TOKYO – Toyota has begun selling its most advanced automated driving system to date in a refreshed Lexus LS sedan and will soon expand deployment to the Mirai fuel cell vehicle, rolling out a Level 2 system that uses a lidar sensor, machine learning and over-the-air updates.
The setup, called Advanced Drive, will allow the cars to automatically change lanes and pass other vehicles in highway driving, Toyota Motor Corp. said in a news release on Thursday.
The technology debuted April 8 for the Japan market in a special grade of the Lexus LS500h sedan. It will next be offered in the Mirai, when that sedan goes on sale in Japan on April 12.
In the top-line Lexus LS500h model, the Advance Drive package adds about 660,000 yen ($6,000) to the sticker, boosting the price to 17,940,000 yen ($163,400), including tax.
It costs about $5,000 extra in the Mirai.
Toyota said last July the system would go to market by the end of 2020. But the introduction took longer partly due to delays in real-world testing created by the COVID-19 pandemic.
For the time being, the new technology will be available only for the Japanese market, where it is tuned to Japanese maps, driving habits and regulations. But the software was designed to work globally, and Toyota is considering deployment to other markets, such as the United States.
The rollout furthers Toyota's bid to catch competitors, especially in the luxury segment, that have been more aggressive in introducing self-driving vehicles.

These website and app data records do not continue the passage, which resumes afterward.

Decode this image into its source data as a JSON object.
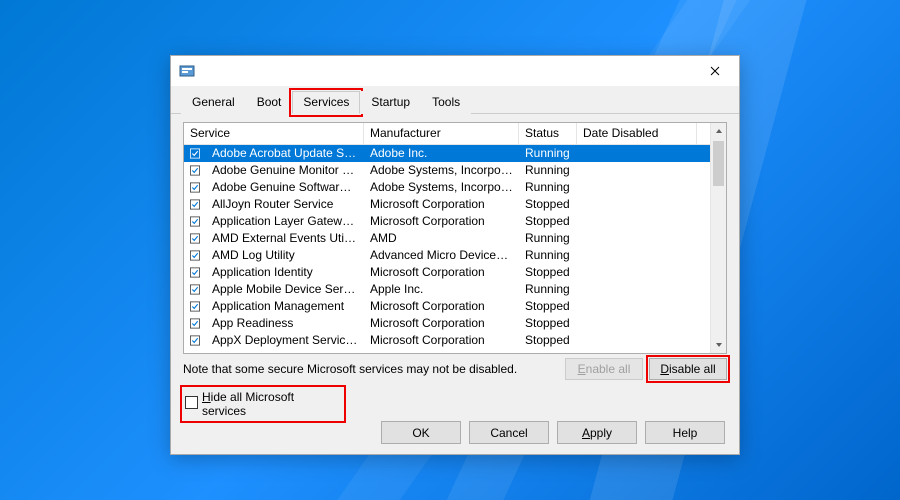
{
  "window": {
    "title": ""
  },
  "tabs": [
    {
      "label": "General"
    },
    {
      "label": "Boot"
    },
    {
      "label": "Services"
    },
    {
      "label": "Startup"
    },
    {
      "label": "Tools"
    }
  ],
  "activeTab": 2,
  "columns": {
    "service": "Service",
    "manufacturer": "Manufacturer",
    "status": "Status",
    "dateDisabled": "Date Disabled"
  },
  "rows": [
    {
      "checked": true,
      "selected": true,
      "service": "Adobe Acrobat Update Service",
      "manufacturer": "Adobe Inc.",
      "status": "Running",
      "date": ""
    },
    {
      "checked": true,
      "service": "Adobe Genuine Monitor Service",
      "manufacturer": "Adobe Systems, Incorpora...",
      "status": "Running",
      "date": ""
    },
    {
      "checked": true,
      "service": "Adobe Genuine Software Integri...",
      "manufacturer": "Adobe Systems, Incorpora...",
      "status": "Running",
      "date": ""
    },
    {
      "checked": true,
      "service": "AllJoyn Router Service",
      "manufacturer": "Microsoft Corporation",
      "status": "Stopped",
      "date": ""
    },
    {
      "checked": true,
      "service": "Application Layer Gateway Service",
      "manufacturer": "Microsoft Corporation",
      "status": "Stopped",
      "date": ""
    },
    {
      "checked": true,
      "service": "AMD External Events Utility",
      "manufacturer": "AMD",
      "status": "Running",
      "date": ""
    },
    {
      "checked": true,
      "service": "AMD Log Utility",
      "manufacturer": "Advanced Micro Devices, I...",
      "status": "Running",
      "date": ""
    },
    {
      "checked": true,
      "service": "Application Identity",
      "manufacturer": "Microsoft Corporation",
      "status": "Stopped",
      "date": ""
    },
    {
      "checked": true,
      "service": "Apple Mobile Device Service",
      "manufacturer": "Apple Inc.",
      "status": "Running",
      "date": ""
    },
    {
      "checked": true,
      "service": "Application Management",
      "manufacturer": "Microsoft Corporation",
      "status": "Stopped",
      "date": ""
    },
    {
      "checked": true,
      "service": "App Readiness",
      "manufacturer": "Microsoft Corporation",
      "status": "Stopped",
      "date": ""
    },
    {
      "checked": true,
      "service": "AppX Deployment Service (AppX...",
      "manufacturer": "Microsoft Corporation",
      "status": "Stopped",
      "date": ""
    }
  ],
  "note": "Note that some secure Microsoft services may not be disabled.",
  "buttons": {
    "enableAll": "Enable all",
    "disableAll": "Disable all",
    "ok": "OK",
    "cancel": "Cancel",
    "apply": "Apply",
    "help": "Help"
  },
  "hideMs": {
    "label": "Hide all Microsoft services",
    "checked": false
  }
}
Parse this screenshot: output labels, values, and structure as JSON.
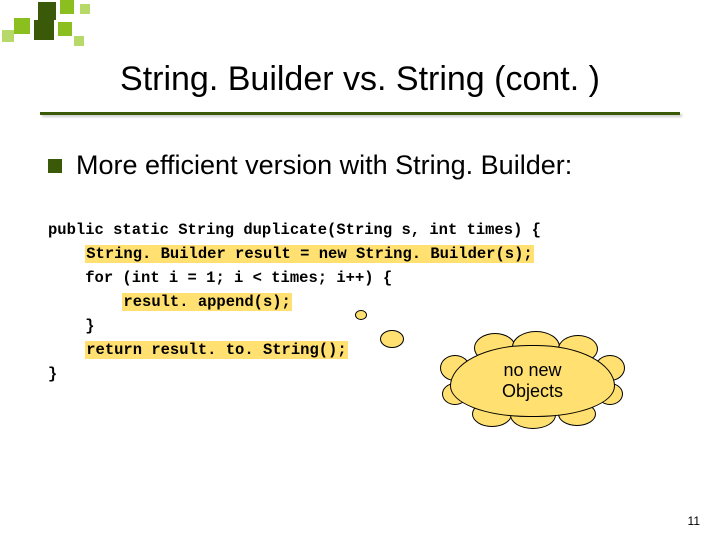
{
  "title": "String. Builder vs. String (cont. )",
  "bullet": "More efficient version with String. Builder:",
  "code": {
    "l1": "public static String duplicate(String s, int times) {",
    "l2": "String. Builder result = new String. Builder(s);",
    "l3a": "for (int i = 1; i < times; i++) {",
    "l4": "result. append(s);",
    "l5": "}",
    "l6": "return result. to. String();",
    "l7": "}"
  },
  "callout": "no new\nObjects",
  "page_number": "11"
}
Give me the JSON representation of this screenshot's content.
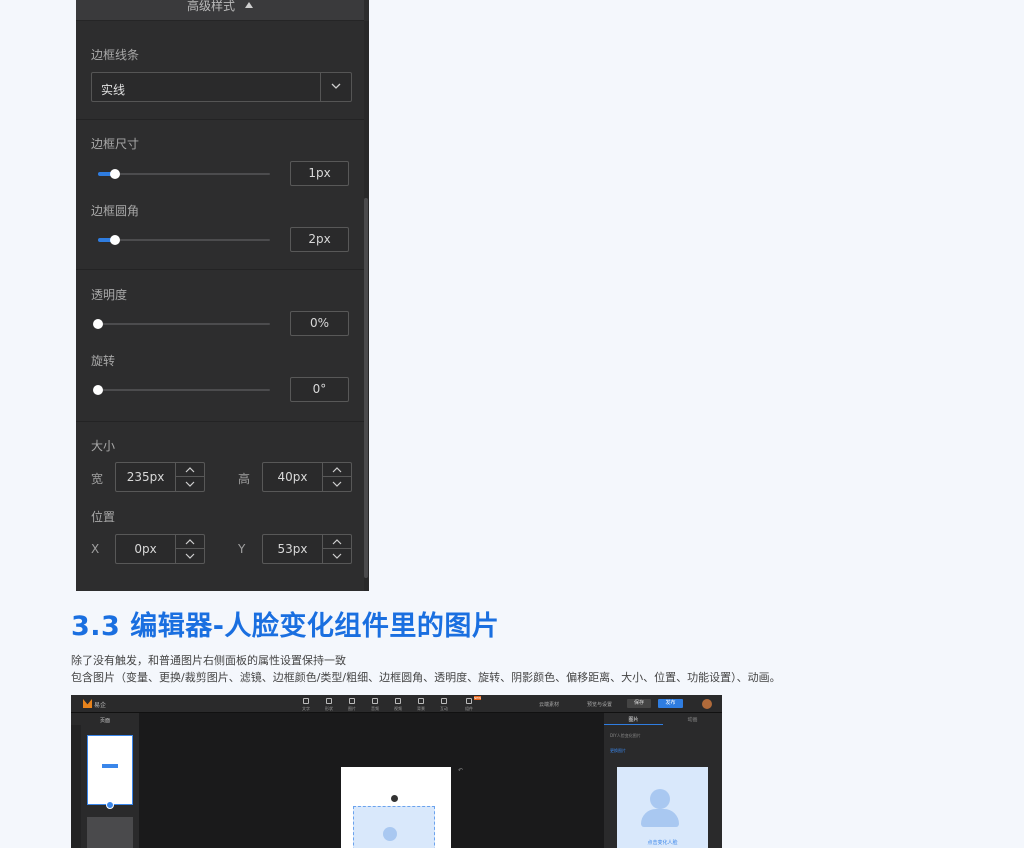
{
  "panel": {
    "header_title": "高级样式",
    "border_line": {
      "label": "边框线条",
      "selected": "实线"
    },
    "border_size": {
      "label": "边框尺寸",
      "value": "1px",
      "level": 0.1
    },
    "border_radius": {
      "label": "边框圆角",
      "value": "2px",
      "level": 0.1
    },
    "opacity": {
      "label": "透明度",
      "value": "0%",
      "level": 0.0
    },
    "rotate": {
      "label": "旋转",
      "value": "0°",
      "level": 0.0
    },
    "size": {
      "label": "大小",
      "width_label": "宽",
      "width_value": "235px",
      "height_label": "高",
      "height_value": "40px"
    },
    "position": {
      "label": "位置",
      "x_label": "X",
      "x_value": "0px",
      "y_label": "Y",
      "y_value": "53px"
    },
    "accent_color": "#2f7de1"
  },
  "section": {
    "heading": "3.3 编辑器-人脸变化组件里的图片",
    "line1": "除了没有触发，和普通图片右侧面板的属性设置保持一致",
    "line2": "包含图片（变量、更换/裁剪图片、滤镜、边框颜色/类型/粗细、边框圆角、透明度、旋转、阴影颜色、偏移距离、大小、位置、功能设置）、动画。"
  },
  "editor_screenshot": {
    "app_name": "易企",
    "toolbar": [
      "文字",
      "形状",
      "图片",
      "音频",
      "视频",
      "背景",
      "互动",
      "组件"
    ],
    "material_link": "云端素材",
    "preview_settings": "预览与设置",
    "save_button": "保存",
    "publish_button": "发布",
    "new_badge": "NEW",
    "pages_title": "页面",
    "right_tabs": [
      "图片",
      "动画"
    ],
    "right_line1": "DIY人脸变化图片",
    "right_line2": "更换图片",
    "face_caption": "点击变化人脸",
    "undo_icon": "↶"
  }
}
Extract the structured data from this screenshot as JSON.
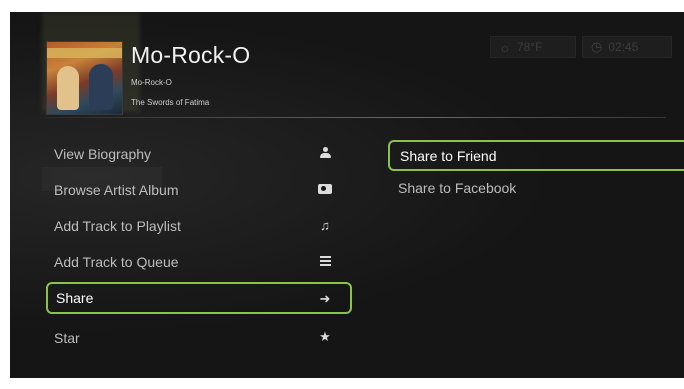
{
  "header": {
    "track_title": "Mo-Rock-O",
    "artist": "Mo-Rock-O",
    "album": "The Swords of Fatima",
    "album_art_icon": "album-cover"
  },
  "status": {
    "weather": "78°F",
    "weather_icon": "sun-icon",
    "clock": "02:45",
    "clock_icon": "clock-icon"
  },
  "menu": {
    "items": [
      {
        "label": "View Biography",
        "icon": "person-icon"
      },
      {
        "label": "Browse Artist Album",
        "icon": "album-icon"
      },
      {
        "label": "Add Track to Playlist",
        "icon": "music-note-icon"
      },
      {
        "label": "Add Track to Queue",
        "icon": "queue-icon"
      },
      {
        "label": "Share",
        "icon": "arrow-right-icon",
        "selected": true
      },
      {
        "label": "Star",
        "icon": "star-icon"
      }
    ]
  },
  "submenu": {
    "items": [
      {
        "label": "Share to Friend",
        "selected": true
      },
      {
        "label": "Share to Facebook"
      }
    ]
  },
  "colors": {
    "background": "#151515",
    "accent": "#8bc34a",
    "text": "#bdbdbd"
  }
}
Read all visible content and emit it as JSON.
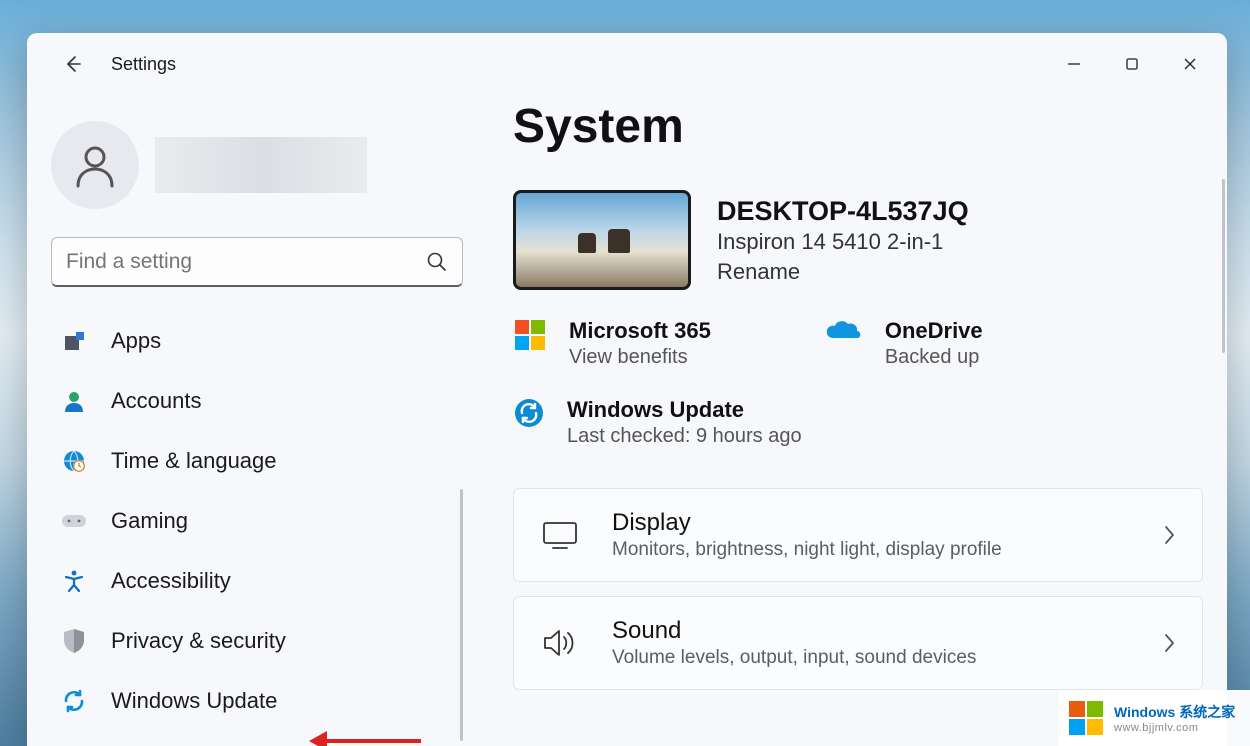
{
  "window": {
    "title": "Settings"
  },
  "search": {
    "placeholder": "Find a setting"
  },
  "sidebar": {
    "items": [
      {
        "label": "Apps"
      },
      {
        "label": "Accounts"
      },
      {
        "label": "Time & language"
      },
      {
        "label": "Gaming"
      },
      {
        "label": "Accessibility"
      },
      {
        "label": "Privacy & security"
      },
      {
        "label": "Windows Update"
      }
    ]
  },
  "page": {
    "title": "System"
  },
  "device": {
    "name": "DESKTOP-4L537JQ",
    "model": "Inspiron 14 5410 2-in-1",
    "rename": "Rename"
  },
  "status": {
    "m365": {
      "title": "Microsoft 365",
      "sub": "View benefits"
    },
    "onedrive": {
      "title": "OneDrive",
      "sub": "Backed up"
    },
    "wu": {
      "title": "Windows Update",
      "sub": "Last checked: 9 hours ago"
    }
  },
  "cards": [
    {
      "title": "Display",
      "sub": "Monitors, brightness, night light, display profile"
    },
    {
      "title": "Sound",
      "sub": "Volume levels, output, input, sound devices"
    }
  ],
  "watermark": {
    "line1a": "Windows",
    "line1b": "系统之家",
    "line2": "www.bjjmlv.com"
  }
}
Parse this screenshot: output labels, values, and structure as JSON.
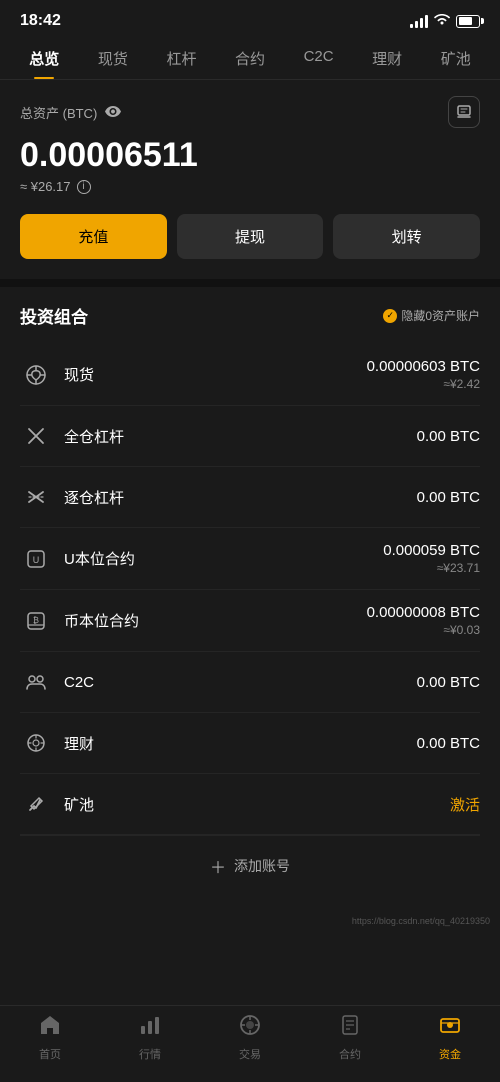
{
  "statusBar": {
    "time": "18:42"
  },
  "navTabs": {
    "items": [
      "总览",
      "现货",
      "杠杆",
      "合约",
      "C2C",
      "理财",
      "矿池"
    ],
    "activeIndex": 0
  },
  "assetSection": {
    "label": "总资产 (BTC)",
    "amount": "0.00006511",
    "fiatApprox": "≈ ¥26.17",
    "eyeLabel": "👁",
    "historyLabel": "⊙"
  },
  "actionButtons": {
    "deposit": "充值",
    "withdraw": "提现",
    "transfer": "划转"
  },
  "portfolio": {
    "title": "投资组合",
    "hideAssets": "隐藏0资产账户",
    "items": [
      {
        "icon": "⟳",
        "name": "现货",
        "btc": "0.00000603 BTC",
        "cny": "≈¥2.42",
        "activate": false
      },
      {
        "icon": "✕",
        "name": "全仓杠杆",
        "btc": "0.00 BTC",
        "cny": "",
        "activate": false
      },
      {
        "icon": "⊘",
        "name": "逐仓杠杆",
        "btc": "0.00 BTC",
        "cny": "",
        "activate": false
      },
      {
        "icon": "⊡",
        "name": "U本位合约",
        "btc": "0.000059 BTC",
        "cny": "≈¥23.71",
        "activate": false
      },
      {
        "icon": "⊟",
        "name": "币本位合约",
        "btc": "0.00000008 BTC",
        "cny": "≈¥0.03",
        "activate": false
      },
      {
        "icon": "⊞",
        "name": "C2C",
        "btc": "0.00 BTC",
        "cny": "",
        "activate": false
      },
      {
        "icon": "◎",
        "name": "理财",
        "btc": "0.00 BTC",
        "cny": "",
        "activate": false
      },
      {
        "icon": "⛏",
        "name": "矿池",
        "btc": "",
        "cny": "",
        "activate": true,
        "activateLabel": "激活"
      }
    ],
    "addAccount": "+ 添加账号"
  },
  "bottomNav": {
    "items": [
      {
        "label": "首页",
        "icon": "🏠",
        "active": false
      },
      {
        "label": "行情",
        "icon": "📊",
        "active": false
      },
      {
        "label": "交易",
        "icon": "💿",
        "active": false
      },
      {
        "label": "合约",
        "icon": "📋",
        "active": false
      },
      {
        "label": "资金",
        "icon": "💼",
        "active": true
      }
    ]
  },
  "watermark": "https://blog.csdn.net/qq_40219350"
}
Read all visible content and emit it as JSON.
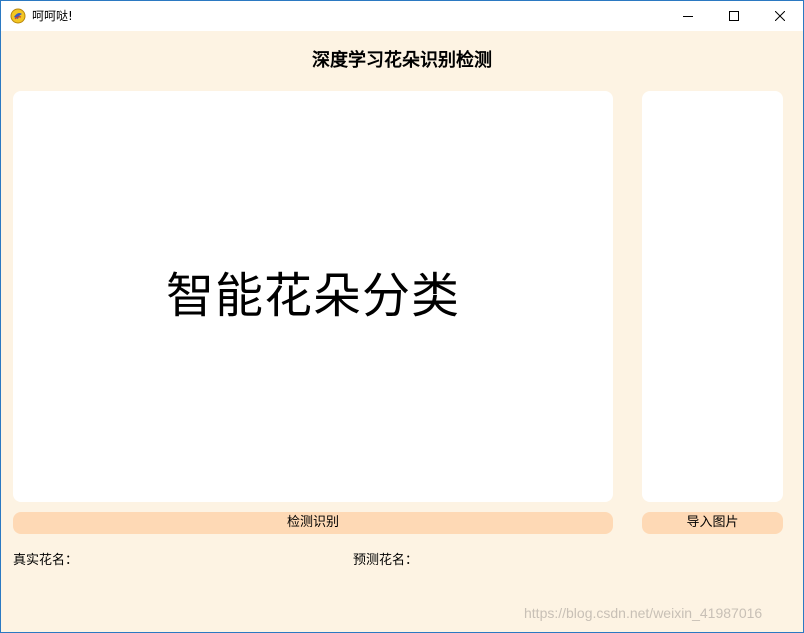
{
  "window": {
    "title": "呵呵哒!",
    "icon": "python-feather-icon",
    "controls": {
      "minimize": "minimize-icon",
      "maximize": "maximize-icon",
      "close": "close-icon"
    }
  },
  "app": {
    "heading": "深度学习花朵识别检测",
    "display_text": "智能花朵分类",
    "detect_button": "检测识别",
    "import_button": "导入图片",
    "true_label": "真实花名：",
    "pred_label": "预测花名："
  },
  "watermark": "https://blog.csdn.net/weixin_41987016",
  "colors": {
    "background": "#fdf3e3",
    "button": "#fed9b5",
    "panel": "#ffffff"
  }
}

But Toyota says it is prioritizing customer safety in a slow but steady approach as it develops a software architecture.